Guest post by David Middleton

Why would anyone care what “environmentalists” have to say about potential Arctic oil revenue? I only care because their “reasoning” is both fun and easy to ridicule.

Environmentalists Say Arctic Drilling Revenue Predictions ‘Way Off’


Conservation advocates believe opening up the Arctic National Wildlife Refuge, America’s largest swath of wilderness, isn’t likely to be the boon to federal coffers that President Donald Trump expects.

Opening up the wilderness region is a perennial issue; bipartisan bills are introduced each Congress to definitively label the area as “wilderness” while industry groups seek to gain access to a section of land that had been designated for oil and gas exploration. Plans have existed since 1980 to use less than 3 percent of the more than 19 million acres of wilderness refuge for oil and gas exploration — but conservation groups argue even that amount is too much.

It is possible for the House Natural Resources Committee to meet likely revenue targets from the House budget resolution by following Trump’s budget proposal to open up the wildlife refuge for onshore oil and gas exploration, advocates from The Wilderness Society and the Alaska Wilderness League noted on a press call Monday. But the organizations say the federal government is likely to get much less than the Trump budget suggests.

The White House budget calculates opening up the region to oil and gas exploration should bring in a total $3.5 billion in revenue, half of which would be going to the federal government. But Cameron Witten, budget specialist for The Wilderness Society, called the president’s revenue assumptions “way off the mark” because Alaska’s state constitution designates that 90 percent of revenue from public land leasing will go to the state, reducing the federal intake to $350 million.


Notes to “Cameron Witten, budget specialist for The Wilderness Society”:

  1. ANWR is Federal acreage. While the Federal government does generally share minerals revenues with the States, the Alaska constitution isn’t the operative document here.
  2. The lease bonus and rental income will only be a tiny fraction of the revenue from ANWR. The vast majority of the revenue (>99%) will come from royalty payments (usually at least 1/8 of the gross revenue from oil & gas production) and income taxes.
  3. “Maybe next time do a little research”…

Possible Federal Revenue from Oil Development of ANWR and Nearby Areas

June 23, 2008
Salvatore Lazzari
Specialist in Energy and Environmental Economics Resources, Science, and Industry


Federal revenues would consist primarily of corporate income taxes on profits earned by oil producers from the production and sale of ANWR oil. As landowner, the federal government would also collect royalties from such production on federal lands, which are included in the estimates. If producers were able to recover 10.3 billion barrels of oil over the life of the properties — the United States Geological Survey has estimated there is a 50-50 chance that the ANWR coastal plain contains at least this amount of oil — and if oil prices are $125/barrel, then the federal government might be able to collect $191 billion in revenues over the production period, estimated to be at least 30 years once production commences. This estimate consists of nearly $132 billion in federal corporate income taxes, and about nearly $59 billion in federal royalties.

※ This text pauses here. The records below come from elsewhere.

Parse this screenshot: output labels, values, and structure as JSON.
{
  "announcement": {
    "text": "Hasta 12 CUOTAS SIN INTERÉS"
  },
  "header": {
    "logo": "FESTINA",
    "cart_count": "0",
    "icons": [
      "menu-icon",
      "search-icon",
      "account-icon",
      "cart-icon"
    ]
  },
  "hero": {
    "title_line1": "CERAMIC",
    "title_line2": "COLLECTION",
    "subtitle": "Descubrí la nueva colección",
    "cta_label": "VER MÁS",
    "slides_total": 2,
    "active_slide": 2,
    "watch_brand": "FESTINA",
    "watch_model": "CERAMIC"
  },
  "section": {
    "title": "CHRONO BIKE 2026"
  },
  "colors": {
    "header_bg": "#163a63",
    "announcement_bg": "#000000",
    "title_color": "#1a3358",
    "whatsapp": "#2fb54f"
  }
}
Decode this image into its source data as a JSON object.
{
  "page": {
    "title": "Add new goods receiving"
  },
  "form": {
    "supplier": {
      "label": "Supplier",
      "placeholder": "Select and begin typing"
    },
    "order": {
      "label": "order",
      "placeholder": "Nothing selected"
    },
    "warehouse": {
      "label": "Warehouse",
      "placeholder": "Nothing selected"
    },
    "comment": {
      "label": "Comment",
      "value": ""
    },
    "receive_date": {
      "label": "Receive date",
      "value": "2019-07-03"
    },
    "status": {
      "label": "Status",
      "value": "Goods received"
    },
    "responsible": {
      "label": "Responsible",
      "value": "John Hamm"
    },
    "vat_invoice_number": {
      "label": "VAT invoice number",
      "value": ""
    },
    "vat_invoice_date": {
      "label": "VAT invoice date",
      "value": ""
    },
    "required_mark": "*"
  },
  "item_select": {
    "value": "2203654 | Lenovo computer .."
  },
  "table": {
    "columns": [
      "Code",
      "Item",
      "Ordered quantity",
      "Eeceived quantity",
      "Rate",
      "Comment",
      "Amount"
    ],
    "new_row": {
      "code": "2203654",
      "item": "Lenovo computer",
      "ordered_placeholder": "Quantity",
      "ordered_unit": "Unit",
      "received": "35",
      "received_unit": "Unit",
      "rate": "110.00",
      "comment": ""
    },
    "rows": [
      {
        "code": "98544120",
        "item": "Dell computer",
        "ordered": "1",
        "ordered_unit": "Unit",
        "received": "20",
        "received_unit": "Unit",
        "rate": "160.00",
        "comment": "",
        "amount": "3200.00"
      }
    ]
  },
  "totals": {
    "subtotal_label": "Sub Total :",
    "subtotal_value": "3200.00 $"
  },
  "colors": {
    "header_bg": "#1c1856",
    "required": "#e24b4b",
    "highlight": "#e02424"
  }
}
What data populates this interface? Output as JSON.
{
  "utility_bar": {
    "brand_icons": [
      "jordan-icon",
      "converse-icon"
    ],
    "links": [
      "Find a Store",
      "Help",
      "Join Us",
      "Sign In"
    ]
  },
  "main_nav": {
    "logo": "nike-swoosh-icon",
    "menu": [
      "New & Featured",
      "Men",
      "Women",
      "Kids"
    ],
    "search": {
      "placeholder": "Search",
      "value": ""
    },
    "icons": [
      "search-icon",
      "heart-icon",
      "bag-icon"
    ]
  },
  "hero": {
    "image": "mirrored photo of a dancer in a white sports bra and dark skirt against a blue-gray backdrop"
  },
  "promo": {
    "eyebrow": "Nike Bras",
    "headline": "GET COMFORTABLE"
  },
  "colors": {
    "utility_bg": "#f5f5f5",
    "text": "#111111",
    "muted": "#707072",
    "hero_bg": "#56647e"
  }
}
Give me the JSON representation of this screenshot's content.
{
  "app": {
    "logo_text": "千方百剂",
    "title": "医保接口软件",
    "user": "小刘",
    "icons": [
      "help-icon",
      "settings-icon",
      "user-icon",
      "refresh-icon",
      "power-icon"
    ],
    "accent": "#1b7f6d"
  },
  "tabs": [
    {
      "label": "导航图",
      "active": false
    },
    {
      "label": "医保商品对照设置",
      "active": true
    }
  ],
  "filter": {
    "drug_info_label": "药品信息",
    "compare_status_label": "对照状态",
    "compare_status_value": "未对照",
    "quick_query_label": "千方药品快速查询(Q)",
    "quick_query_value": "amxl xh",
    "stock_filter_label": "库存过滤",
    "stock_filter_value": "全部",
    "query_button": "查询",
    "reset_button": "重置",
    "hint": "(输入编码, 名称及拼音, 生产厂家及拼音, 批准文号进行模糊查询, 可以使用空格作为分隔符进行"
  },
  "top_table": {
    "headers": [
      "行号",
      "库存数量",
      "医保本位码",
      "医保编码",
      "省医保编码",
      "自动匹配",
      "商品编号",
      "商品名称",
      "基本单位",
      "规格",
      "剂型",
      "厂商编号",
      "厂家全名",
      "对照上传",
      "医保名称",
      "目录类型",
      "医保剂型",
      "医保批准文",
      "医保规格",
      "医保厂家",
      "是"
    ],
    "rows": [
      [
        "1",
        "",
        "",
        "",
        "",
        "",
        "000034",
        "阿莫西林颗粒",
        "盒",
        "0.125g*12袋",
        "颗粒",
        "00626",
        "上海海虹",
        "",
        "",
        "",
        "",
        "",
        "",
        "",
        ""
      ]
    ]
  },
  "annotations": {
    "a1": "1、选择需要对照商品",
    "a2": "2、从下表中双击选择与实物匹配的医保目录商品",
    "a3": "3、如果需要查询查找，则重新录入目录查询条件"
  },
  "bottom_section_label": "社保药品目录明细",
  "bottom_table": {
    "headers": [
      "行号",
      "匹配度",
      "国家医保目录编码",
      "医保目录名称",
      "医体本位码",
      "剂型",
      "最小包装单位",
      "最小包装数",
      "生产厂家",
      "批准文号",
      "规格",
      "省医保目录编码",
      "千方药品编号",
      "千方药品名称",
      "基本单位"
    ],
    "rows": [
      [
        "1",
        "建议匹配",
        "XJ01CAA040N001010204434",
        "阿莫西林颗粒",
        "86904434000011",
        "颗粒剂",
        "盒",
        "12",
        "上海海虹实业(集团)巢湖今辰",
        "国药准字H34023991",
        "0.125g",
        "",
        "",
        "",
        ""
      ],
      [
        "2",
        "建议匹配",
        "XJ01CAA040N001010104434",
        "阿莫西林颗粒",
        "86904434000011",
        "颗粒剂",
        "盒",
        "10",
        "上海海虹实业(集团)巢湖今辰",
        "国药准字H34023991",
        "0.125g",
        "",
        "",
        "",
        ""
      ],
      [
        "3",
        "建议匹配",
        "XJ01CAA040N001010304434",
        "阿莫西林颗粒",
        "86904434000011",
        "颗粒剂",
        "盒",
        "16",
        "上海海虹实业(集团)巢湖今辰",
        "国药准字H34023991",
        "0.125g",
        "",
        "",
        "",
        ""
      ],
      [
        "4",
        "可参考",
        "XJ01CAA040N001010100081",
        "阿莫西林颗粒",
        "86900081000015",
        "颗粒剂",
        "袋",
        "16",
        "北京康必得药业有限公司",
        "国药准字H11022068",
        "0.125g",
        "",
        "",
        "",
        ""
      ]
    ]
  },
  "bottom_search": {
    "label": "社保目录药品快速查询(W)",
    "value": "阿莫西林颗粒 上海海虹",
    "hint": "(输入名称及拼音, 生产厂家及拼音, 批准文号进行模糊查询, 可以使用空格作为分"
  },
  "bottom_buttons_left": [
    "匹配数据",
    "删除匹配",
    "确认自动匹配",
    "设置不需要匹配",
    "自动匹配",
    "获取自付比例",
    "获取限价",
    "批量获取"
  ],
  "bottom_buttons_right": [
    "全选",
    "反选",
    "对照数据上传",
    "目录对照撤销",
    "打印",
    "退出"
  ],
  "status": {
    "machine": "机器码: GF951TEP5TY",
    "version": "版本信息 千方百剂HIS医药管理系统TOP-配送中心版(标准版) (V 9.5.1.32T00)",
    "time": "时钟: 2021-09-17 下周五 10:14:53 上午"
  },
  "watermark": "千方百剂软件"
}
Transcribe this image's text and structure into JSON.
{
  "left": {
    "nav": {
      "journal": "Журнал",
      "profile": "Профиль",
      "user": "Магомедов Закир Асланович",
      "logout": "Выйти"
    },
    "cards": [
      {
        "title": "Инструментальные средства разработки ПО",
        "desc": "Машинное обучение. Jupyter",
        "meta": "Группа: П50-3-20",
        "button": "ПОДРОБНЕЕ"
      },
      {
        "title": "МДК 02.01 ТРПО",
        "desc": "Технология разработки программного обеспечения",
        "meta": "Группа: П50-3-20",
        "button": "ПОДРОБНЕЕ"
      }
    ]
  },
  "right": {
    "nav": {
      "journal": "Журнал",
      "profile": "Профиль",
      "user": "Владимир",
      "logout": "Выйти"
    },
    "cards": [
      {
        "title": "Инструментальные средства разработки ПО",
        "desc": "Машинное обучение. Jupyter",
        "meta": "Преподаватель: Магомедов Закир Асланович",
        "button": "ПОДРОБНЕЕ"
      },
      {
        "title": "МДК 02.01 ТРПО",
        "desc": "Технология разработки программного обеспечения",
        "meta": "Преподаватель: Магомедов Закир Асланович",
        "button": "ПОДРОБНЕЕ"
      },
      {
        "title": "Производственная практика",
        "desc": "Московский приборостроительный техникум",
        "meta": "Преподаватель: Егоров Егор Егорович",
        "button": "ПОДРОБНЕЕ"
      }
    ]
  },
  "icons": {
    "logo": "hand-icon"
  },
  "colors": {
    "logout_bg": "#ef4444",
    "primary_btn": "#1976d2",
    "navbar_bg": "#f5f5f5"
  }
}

While oil prices are unlikely to be in the $125/bbl range anytime soon, most companies are basing decisions on $50/bbl with a modest escalation over time. If 10 billion barrels of oil were produced from ANWR and the Federal government retained a 1/8 royalty, they would make a schistload of money, just from the royalties:

  • $50/bbl * 10,000,000,000 bbl = $500,000,000,000 (that’s $500 billion).
  • 1/8 * $500,000,000,000 = $62,500,000,000

Now, that $62.5 billion would be paid out over 20-30 years and some of the revenue would be shared with the State of Alaska; but the opening of ANWR could easily generate at least $3.5 billion/year in total revenue to the Alaskan and Federal governments. And it would do this for at least 20-30 years….